The inherent powers exercised under S. 151, C.P.C. are discretionary. In considering the question of propriety in invoking the power, the Court should take into account several matters, some of which are the complexity of the question involved, availability of a more complete and efficacious remedy by means of a suit and the apparent justice of the claim. These are not exhaustive but merely illustrative. They would vary according to the facts and circumstances of each case. No hard and fast rule can be laid down.

     iii. Limitations

The power u/s 151 cannot be exercised if its exercise is inconsistent with or comes into conflict with any of the powers expressly or by necessary implication conferred by the other provisions of the code10. It cannot be invoked as substitute for appeal, revision or review. In exercise of inherent powers, however, the Court cannot override general principles of law. It can only be for securing ends of justice and to prevent abuse of process of Court11Also it cannot be invoked to grant a relief beyond the scope of law12.


It can be concluded that Section 151 provides a door to the people through which they can walk and seek justice, where there is no relief available to them through other expressed provisions of CPC. The Legislature, while drafting the Code, were mindful of the fact that all possible situations might not be covered by the expressed provisions of the CPC, and thus, by saving the Inherent Powers of the Courts, a residuary clause has been facilitated, which will cover such situations. To make sure that the is delivered, the scope of Inherent Powers has been kept sufficiently wide.
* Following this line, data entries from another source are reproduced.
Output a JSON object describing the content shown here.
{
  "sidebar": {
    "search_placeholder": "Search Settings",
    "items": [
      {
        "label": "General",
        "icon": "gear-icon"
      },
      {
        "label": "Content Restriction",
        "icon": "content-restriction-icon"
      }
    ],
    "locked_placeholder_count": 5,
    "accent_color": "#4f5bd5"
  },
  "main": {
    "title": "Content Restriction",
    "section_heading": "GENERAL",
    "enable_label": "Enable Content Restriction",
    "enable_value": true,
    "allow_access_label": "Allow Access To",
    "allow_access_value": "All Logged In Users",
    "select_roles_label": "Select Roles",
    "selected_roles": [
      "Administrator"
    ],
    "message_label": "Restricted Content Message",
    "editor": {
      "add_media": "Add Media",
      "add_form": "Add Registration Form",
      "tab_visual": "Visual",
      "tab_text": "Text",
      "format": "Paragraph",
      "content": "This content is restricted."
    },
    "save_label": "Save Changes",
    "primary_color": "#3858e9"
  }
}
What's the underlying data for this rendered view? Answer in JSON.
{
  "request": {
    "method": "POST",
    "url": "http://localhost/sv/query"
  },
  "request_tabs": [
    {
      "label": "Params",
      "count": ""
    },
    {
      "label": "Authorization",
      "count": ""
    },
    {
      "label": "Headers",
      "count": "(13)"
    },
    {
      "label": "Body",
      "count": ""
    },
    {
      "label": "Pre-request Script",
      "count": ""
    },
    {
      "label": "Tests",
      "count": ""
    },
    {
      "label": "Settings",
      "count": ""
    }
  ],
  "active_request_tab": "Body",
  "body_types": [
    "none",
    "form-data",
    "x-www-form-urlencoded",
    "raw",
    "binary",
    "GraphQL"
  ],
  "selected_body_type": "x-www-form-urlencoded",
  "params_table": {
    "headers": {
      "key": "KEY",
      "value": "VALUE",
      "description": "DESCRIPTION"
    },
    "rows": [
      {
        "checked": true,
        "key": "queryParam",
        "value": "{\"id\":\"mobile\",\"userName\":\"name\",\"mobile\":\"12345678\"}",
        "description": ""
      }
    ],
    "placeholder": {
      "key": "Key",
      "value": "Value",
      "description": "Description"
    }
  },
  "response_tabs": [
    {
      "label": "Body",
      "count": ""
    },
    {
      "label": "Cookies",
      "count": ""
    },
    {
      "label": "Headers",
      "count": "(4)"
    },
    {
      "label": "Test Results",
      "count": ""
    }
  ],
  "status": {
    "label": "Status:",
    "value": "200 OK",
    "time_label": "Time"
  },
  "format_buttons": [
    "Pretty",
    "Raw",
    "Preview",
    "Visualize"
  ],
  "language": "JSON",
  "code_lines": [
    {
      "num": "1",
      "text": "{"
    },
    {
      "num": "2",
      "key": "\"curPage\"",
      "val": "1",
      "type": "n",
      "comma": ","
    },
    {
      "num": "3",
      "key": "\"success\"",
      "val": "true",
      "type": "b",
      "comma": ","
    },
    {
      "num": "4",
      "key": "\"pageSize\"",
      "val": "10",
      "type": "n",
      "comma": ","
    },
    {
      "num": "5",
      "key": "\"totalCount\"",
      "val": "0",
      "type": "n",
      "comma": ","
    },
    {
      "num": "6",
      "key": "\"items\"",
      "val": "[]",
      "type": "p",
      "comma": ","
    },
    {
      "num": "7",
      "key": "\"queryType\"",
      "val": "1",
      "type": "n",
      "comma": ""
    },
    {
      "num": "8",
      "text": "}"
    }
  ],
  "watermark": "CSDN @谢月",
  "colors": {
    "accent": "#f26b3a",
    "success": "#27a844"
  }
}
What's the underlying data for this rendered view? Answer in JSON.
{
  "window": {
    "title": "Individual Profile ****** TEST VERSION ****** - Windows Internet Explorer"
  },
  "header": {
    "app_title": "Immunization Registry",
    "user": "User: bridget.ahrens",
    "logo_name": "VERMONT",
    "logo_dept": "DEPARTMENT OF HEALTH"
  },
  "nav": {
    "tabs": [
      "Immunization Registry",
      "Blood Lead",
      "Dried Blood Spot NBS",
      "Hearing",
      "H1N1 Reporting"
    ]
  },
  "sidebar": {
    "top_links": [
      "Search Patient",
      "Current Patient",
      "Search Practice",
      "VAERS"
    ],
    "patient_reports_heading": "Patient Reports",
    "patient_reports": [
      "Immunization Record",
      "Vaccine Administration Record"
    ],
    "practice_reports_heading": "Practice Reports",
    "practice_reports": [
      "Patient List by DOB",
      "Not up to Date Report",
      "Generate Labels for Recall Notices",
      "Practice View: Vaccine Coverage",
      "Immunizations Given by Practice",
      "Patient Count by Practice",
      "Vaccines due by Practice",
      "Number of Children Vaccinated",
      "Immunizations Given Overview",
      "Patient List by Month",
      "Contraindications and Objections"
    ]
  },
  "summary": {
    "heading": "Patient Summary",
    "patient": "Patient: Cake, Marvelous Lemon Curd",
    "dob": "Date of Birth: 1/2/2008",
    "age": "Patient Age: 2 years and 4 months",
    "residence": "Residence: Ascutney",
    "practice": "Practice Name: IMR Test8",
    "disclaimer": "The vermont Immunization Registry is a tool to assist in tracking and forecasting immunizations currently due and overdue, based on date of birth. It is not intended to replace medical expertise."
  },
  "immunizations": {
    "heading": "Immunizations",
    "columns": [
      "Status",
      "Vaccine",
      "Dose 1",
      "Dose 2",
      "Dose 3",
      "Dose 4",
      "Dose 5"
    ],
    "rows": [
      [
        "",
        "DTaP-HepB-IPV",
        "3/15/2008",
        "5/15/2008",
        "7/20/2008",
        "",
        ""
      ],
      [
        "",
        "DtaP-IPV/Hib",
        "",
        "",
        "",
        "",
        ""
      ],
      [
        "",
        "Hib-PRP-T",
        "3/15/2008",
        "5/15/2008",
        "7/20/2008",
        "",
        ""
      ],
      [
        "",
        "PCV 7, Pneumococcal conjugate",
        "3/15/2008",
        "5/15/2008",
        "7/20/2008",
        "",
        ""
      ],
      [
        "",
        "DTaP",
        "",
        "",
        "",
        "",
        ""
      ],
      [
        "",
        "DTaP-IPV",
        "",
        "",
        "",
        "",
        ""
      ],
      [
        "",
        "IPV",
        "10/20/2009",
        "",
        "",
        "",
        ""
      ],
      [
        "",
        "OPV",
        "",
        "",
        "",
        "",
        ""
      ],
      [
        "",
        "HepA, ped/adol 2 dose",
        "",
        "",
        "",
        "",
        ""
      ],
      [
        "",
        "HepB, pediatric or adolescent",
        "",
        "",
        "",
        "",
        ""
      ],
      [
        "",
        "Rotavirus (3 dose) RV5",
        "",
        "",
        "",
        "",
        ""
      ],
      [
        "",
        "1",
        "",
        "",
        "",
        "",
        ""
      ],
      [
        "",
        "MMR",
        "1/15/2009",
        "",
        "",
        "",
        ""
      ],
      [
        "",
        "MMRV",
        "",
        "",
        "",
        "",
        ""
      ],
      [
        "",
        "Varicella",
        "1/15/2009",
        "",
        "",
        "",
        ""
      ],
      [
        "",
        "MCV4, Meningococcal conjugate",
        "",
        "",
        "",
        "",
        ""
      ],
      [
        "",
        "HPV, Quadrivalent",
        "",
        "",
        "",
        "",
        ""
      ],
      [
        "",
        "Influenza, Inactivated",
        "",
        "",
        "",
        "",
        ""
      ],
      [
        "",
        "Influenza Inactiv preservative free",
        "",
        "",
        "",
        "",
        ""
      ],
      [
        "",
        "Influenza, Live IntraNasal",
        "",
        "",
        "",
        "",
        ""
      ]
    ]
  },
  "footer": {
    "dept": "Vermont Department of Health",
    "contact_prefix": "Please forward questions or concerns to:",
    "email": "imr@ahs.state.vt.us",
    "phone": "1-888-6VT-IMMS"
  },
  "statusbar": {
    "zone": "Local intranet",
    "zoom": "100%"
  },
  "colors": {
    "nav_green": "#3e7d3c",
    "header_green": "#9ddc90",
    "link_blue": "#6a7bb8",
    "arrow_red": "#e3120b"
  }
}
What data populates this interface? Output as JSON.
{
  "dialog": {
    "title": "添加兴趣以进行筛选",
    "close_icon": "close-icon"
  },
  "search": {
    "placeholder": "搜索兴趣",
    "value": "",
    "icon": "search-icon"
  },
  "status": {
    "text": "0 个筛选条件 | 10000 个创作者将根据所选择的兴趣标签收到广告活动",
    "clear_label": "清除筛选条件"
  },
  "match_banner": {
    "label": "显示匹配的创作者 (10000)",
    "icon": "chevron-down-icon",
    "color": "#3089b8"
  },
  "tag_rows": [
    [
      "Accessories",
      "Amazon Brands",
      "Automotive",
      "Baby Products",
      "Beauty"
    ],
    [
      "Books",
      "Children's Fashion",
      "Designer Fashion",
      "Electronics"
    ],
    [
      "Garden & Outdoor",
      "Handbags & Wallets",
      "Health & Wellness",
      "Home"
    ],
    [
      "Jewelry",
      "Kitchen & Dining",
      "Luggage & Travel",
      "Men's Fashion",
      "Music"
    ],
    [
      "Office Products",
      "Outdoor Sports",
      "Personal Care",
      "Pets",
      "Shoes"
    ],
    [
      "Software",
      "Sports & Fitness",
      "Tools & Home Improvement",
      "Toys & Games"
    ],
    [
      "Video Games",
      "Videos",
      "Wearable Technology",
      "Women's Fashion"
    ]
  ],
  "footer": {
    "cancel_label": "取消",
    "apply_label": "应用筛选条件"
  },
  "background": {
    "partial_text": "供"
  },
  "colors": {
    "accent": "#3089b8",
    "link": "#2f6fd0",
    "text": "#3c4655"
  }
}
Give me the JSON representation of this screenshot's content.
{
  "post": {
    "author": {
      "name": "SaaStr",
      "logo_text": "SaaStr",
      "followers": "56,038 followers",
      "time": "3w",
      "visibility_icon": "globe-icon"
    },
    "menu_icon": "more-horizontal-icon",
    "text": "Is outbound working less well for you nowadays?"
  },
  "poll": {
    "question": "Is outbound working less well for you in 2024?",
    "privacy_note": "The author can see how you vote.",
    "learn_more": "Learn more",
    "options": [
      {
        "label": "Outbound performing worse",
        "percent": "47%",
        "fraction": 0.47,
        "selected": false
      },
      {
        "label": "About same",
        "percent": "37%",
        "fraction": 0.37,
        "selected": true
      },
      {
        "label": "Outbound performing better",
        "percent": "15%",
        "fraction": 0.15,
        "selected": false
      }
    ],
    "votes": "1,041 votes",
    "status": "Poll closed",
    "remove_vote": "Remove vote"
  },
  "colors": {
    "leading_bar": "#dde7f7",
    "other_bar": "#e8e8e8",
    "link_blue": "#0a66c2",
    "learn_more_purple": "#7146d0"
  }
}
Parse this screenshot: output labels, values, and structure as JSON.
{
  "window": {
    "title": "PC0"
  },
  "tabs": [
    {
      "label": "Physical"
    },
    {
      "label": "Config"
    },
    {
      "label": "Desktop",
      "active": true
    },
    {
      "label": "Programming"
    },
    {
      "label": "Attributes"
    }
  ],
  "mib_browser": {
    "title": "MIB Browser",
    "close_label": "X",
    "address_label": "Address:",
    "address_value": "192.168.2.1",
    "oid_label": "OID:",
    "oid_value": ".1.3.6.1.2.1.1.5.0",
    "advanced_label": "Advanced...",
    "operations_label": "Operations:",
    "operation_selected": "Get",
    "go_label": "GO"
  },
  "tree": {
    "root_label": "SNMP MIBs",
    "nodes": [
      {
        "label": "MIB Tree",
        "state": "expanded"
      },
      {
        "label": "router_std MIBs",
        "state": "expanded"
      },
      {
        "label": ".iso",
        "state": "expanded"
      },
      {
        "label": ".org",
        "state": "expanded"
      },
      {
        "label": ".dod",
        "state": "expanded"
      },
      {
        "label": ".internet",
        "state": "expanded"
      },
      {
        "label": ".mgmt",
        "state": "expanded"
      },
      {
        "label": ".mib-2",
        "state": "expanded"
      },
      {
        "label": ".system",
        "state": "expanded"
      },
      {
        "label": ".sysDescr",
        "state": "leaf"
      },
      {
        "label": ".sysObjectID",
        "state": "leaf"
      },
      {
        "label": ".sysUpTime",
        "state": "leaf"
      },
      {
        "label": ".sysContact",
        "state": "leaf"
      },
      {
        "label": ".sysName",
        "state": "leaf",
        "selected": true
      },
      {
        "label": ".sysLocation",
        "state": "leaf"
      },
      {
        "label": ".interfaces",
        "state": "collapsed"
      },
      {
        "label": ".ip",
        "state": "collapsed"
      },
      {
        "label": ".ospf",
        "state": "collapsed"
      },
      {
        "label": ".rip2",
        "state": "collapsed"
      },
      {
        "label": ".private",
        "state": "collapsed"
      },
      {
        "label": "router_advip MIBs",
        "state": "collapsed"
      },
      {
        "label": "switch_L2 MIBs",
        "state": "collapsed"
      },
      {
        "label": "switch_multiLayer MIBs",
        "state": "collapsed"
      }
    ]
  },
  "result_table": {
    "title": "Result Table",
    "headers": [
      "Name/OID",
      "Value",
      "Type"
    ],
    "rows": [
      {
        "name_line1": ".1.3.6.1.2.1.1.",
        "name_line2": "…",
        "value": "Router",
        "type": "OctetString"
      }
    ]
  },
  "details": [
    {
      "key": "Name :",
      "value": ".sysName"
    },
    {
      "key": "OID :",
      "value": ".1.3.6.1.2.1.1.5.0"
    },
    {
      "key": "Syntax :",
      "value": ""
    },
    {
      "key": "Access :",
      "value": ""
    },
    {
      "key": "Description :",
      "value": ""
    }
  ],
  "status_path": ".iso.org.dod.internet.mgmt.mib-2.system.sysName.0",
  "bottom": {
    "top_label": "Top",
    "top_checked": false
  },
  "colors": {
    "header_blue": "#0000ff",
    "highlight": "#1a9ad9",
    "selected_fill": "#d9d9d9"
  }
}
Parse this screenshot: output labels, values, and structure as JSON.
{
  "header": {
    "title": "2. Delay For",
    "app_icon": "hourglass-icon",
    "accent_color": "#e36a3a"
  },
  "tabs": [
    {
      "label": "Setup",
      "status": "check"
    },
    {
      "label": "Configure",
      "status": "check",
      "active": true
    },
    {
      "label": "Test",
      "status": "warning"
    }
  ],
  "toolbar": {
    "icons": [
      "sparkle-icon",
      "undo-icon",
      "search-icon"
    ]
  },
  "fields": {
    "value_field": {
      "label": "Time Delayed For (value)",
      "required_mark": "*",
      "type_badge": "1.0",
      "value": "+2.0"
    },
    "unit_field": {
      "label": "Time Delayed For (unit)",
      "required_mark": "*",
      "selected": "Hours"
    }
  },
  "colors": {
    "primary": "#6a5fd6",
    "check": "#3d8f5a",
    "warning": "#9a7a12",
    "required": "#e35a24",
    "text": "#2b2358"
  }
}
1 Concise Oxford Dictionary (2002)
2 See Sangram Singh v. Election Tribunal, AIR 1955 SC 425
3 See Manohar Lal Chopra v. Seth Hiralal, AIR 1962 SC 527: 1962 Supp (1) SCR, Mahendra Manilal v. Sushila Mahendra, AIR 1965 SC 364
4 See Takwani C K, Civil Procedure, 6th Edn, 2009, Eastern Book Company at pg 729
5 See of K.K. Velusamy v. N. Palaanisamy, 2011 (11) SCC 275
6 See AIR 1950 Cal 217
7 S Mad 42ee AIR 1925
8 Serd Edn, reprint 2009, Lexis Nexise P Ramanatha Aiyar, concise law dictionary, 3
9 ibid
10 See Ram Chand & Sons Sugar Mills (p) Ltd. v. Kanhaya Lal Bhargava, AIR 1966 SC 1899
11 See Velayudhan Nair v. Kerela Ksheman Yunik Kuries Pvt. Ltd, Trichur, AIR 1988 Ker 223
12 See United Commercial Bank v. Mani Ram & Ors, AIR 2003 HP 63